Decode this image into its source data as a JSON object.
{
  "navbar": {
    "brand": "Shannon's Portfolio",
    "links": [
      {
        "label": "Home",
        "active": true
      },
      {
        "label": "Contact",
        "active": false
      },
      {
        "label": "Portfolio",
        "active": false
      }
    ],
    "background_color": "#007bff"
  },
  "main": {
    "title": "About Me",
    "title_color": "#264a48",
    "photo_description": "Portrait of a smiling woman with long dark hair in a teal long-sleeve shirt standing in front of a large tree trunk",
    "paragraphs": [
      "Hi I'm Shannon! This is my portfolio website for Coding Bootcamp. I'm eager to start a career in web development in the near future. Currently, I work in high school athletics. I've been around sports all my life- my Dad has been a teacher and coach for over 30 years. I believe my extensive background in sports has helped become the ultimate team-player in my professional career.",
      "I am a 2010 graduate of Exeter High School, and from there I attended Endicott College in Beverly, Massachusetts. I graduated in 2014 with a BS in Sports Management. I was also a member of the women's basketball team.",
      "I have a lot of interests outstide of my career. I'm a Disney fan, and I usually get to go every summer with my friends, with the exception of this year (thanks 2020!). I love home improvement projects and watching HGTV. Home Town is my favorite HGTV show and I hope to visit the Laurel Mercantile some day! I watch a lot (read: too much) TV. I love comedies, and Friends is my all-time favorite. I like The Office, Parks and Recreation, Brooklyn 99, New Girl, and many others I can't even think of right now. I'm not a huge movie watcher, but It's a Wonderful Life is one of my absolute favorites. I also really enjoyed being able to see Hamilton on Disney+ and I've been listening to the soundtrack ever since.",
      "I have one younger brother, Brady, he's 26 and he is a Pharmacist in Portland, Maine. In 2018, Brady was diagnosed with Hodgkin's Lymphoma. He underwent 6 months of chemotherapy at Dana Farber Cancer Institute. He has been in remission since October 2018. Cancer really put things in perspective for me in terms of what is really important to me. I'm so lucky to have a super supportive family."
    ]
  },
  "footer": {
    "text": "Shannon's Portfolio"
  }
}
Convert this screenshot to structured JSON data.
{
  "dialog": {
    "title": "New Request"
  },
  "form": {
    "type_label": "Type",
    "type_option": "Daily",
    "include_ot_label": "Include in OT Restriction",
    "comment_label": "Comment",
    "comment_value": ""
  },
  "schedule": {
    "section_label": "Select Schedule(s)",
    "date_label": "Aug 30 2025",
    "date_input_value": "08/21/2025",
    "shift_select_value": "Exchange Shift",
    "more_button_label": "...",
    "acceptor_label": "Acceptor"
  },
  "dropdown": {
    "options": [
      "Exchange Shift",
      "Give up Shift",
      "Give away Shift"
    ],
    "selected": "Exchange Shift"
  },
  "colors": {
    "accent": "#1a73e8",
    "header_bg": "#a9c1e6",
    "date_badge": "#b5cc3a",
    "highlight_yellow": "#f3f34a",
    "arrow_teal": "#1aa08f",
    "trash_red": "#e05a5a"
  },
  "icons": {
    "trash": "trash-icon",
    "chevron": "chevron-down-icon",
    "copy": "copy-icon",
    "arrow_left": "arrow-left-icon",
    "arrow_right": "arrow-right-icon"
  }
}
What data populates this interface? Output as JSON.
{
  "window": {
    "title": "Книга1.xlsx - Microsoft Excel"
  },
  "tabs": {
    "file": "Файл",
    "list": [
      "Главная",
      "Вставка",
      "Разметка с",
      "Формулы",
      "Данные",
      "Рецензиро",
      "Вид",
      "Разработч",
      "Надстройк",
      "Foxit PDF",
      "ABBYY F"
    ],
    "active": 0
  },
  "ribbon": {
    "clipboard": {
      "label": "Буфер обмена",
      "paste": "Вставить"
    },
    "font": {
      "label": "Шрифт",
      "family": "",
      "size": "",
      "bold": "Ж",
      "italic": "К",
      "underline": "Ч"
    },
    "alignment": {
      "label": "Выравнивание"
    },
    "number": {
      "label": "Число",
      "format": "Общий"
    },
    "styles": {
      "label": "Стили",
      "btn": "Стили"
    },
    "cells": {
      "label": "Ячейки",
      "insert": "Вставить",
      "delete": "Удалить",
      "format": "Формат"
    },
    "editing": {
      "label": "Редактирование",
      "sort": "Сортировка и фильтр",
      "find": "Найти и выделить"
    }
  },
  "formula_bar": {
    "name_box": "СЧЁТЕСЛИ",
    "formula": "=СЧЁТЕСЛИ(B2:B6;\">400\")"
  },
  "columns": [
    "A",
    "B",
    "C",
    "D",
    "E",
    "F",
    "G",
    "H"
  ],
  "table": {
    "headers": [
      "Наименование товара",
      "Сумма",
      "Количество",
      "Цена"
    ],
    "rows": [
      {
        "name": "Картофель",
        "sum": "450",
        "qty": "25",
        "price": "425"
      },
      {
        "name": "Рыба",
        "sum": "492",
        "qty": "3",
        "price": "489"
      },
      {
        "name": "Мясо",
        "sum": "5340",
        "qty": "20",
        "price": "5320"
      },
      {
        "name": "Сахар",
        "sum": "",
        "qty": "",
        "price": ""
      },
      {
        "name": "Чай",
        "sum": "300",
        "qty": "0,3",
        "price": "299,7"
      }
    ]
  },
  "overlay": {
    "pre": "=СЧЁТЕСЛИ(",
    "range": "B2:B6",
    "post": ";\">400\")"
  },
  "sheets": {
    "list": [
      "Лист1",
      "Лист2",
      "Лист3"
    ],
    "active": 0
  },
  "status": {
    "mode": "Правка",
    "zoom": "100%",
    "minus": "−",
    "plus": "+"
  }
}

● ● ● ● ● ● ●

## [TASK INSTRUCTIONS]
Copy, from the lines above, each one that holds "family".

## [EXERCISE SOLUTION]
      "I have one younger brother, Brady, he's 26 and he is a Pharmacist in Portland, Maine. In 2018, Brady was diagnosed with Hodgkin's Lymphoma. He underwent 6 months of chemotherapy at Dana Farber Cancer Institute. He has been in remission since October 2018. Cancer really put things in perspective for me in terms of what is really important to me. I'm so lucky to have a super supportive family."
      "family": "",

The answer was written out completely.